* The input *

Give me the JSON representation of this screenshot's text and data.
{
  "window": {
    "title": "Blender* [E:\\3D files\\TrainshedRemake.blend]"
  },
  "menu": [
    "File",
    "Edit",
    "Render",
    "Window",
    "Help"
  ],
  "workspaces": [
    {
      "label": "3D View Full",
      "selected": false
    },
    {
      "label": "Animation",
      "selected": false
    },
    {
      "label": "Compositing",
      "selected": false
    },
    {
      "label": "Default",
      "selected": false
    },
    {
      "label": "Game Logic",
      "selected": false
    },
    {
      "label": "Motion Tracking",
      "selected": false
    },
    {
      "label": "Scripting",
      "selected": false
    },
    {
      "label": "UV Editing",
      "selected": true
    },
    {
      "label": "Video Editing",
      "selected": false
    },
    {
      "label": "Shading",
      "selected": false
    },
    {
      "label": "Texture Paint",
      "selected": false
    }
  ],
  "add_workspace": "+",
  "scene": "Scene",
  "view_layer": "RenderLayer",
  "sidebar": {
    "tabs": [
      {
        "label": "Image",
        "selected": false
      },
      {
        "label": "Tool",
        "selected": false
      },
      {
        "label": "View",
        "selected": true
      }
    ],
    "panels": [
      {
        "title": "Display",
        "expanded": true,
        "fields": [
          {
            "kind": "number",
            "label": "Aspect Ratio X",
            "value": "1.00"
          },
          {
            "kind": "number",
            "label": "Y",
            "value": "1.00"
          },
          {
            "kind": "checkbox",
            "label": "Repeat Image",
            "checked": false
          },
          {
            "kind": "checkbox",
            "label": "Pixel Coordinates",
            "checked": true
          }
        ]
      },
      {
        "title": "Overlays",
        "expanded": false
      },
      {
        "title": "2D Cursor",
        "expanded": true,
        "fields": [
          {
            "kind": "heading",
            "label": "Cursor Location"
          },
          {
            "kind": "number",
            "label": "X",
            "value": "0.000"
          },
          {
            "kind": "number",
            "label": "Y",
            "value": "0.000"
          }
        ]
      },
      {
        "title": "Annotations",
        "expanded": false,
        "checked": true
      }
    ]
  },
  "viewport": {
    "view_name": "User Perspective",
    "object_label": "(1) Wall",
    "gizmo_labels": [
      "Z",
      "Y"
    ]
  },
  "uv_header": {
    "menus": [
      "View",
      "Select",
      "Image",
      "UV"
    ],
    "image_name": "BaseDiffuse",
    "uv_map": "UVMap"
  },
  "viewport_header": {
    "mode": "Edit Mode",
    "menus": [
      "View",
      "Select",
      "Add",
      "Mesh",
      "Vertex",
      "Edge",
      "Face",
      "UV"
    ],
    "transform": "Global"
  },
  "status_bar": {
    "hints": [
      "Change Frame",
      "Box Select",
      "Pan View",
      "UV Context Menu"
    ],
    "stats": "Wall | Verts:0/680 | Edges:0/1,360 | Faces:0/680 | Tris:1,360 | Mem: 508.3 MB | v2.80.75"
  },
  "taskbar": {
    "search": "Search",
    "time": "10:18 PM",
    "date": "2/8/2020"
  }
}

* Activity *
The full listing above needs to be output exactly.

* Output below *
Give me the JSON representation of this screenshot's text and data.
{
  "window": {
    "title": "Blender* [E:\\3D files\\TrainshedRemake.blend]"
  },
  "menu": [
    "File",
    "Edit",
    "Render",
    "Window",
    "Help"
  ],
  "workspaces": [
    {
      "label": "3D View Full",
      "selected": false
    },
    {
      "label": "Animation",
      "selected": false
    },
    {
      "label": "Compositing",
      "selected": false
    },
    {
      "label": "Default",
      "selected": false
    },
    {
      "label": "Game Logic",
      "selected": false
    },
    {
      "label": "Motion Tracking",
      "selected": false
    },
    {
      "label": "Scripting",
      "selected": false
    },
    {
      "label": "UV Editing",
      "selected": true
    },
    {
      "label": "Video Editing",
      "selected": false
    },
    {
      "label": "Shading",
      "selected": false
    },
    {
      "label": "Texture Paint",
      "selected": false
    }
  ],
  "add_workspace": "+",
  "scene": "Scene",
  "view_layer": "RenderLayer",
  "sidebar": {
    "tabs": [
      {
        "label": "Image",
        "selected": false
      },
      {
        "label": "Tool",
        "selected": false
      },
      {
        "label": "View",
        "selected": true
      }
    ],
    "panels": [
      {
        "title": "Display",
        "expanded": true,
        "fields": [
          {
            "kind": "number",
            "label": "Aspect Ratio X",
            "value": "1.00"
          },
          {
            "kind": "number",
            "label": "Y",
            "value": "1.00"
          },
          {
            "kind": "checkbox",
            "label": "Repeat Image",
            "checked": false
          },
          {
            "kind": "checkbox",
            "label": "Pixel Coordinates",
            "checked": true
          }
        ]
      },
      {
        "title": "Overlays",
        "expanded": false
      },
      {
        "title": "2D Cursor",
        "expanded": true,
        "fields": [
          {
            "kind": "heading",
            "label": "Cursor Location"
          },
          {
            "kind": "number",
            "label": "X",
            "value": "0.000"
          },
          {
            "kind": "number",
            "label": "Y",
            "value": "0.000"
          }
        ]
      },
      {
        "title": "Annotations",
        "expanded": false,
        "checked": true
      }
    ]
  },
  "viewport": {
    "view_name": "User Perspective",
    "object_label": "(1) Wall",
    "gizmo_labels": [
      "Z",
      "Y"
    ]
  },
  "uv_header": {
    "menus": [
      "View",
      "Select",
      "Image",
      "UV"
    ],
    "image_name": "BaseDiffuse",
    "uv_map": "UVMap"
  },
  "viewport_header": {
    "mode": "Edit Mode",
    "menus": [
      "View",
      "Select",
      "Add",
      "Mesh",
      "Vertex",
      "Edge",
      "Face",
      "UV"
    ],
    "transform": "Global"
  },
  "status_bar": {
    "hints": [
      "Change Frame",
      "Box Select",
      "Pan View",
      "UV Context Menu"
    ],
    "stats": "Wall | Verts:0/680 | Edges:0/1,360 | Faces:0/680 | Tris:1,360 | Mem: 508.3 MB | v2.80.75"
  },
  "taskbar": {
    "search": "Search",
    "time": "10:18 PM",
    "date": "2/8/2020"
  }
}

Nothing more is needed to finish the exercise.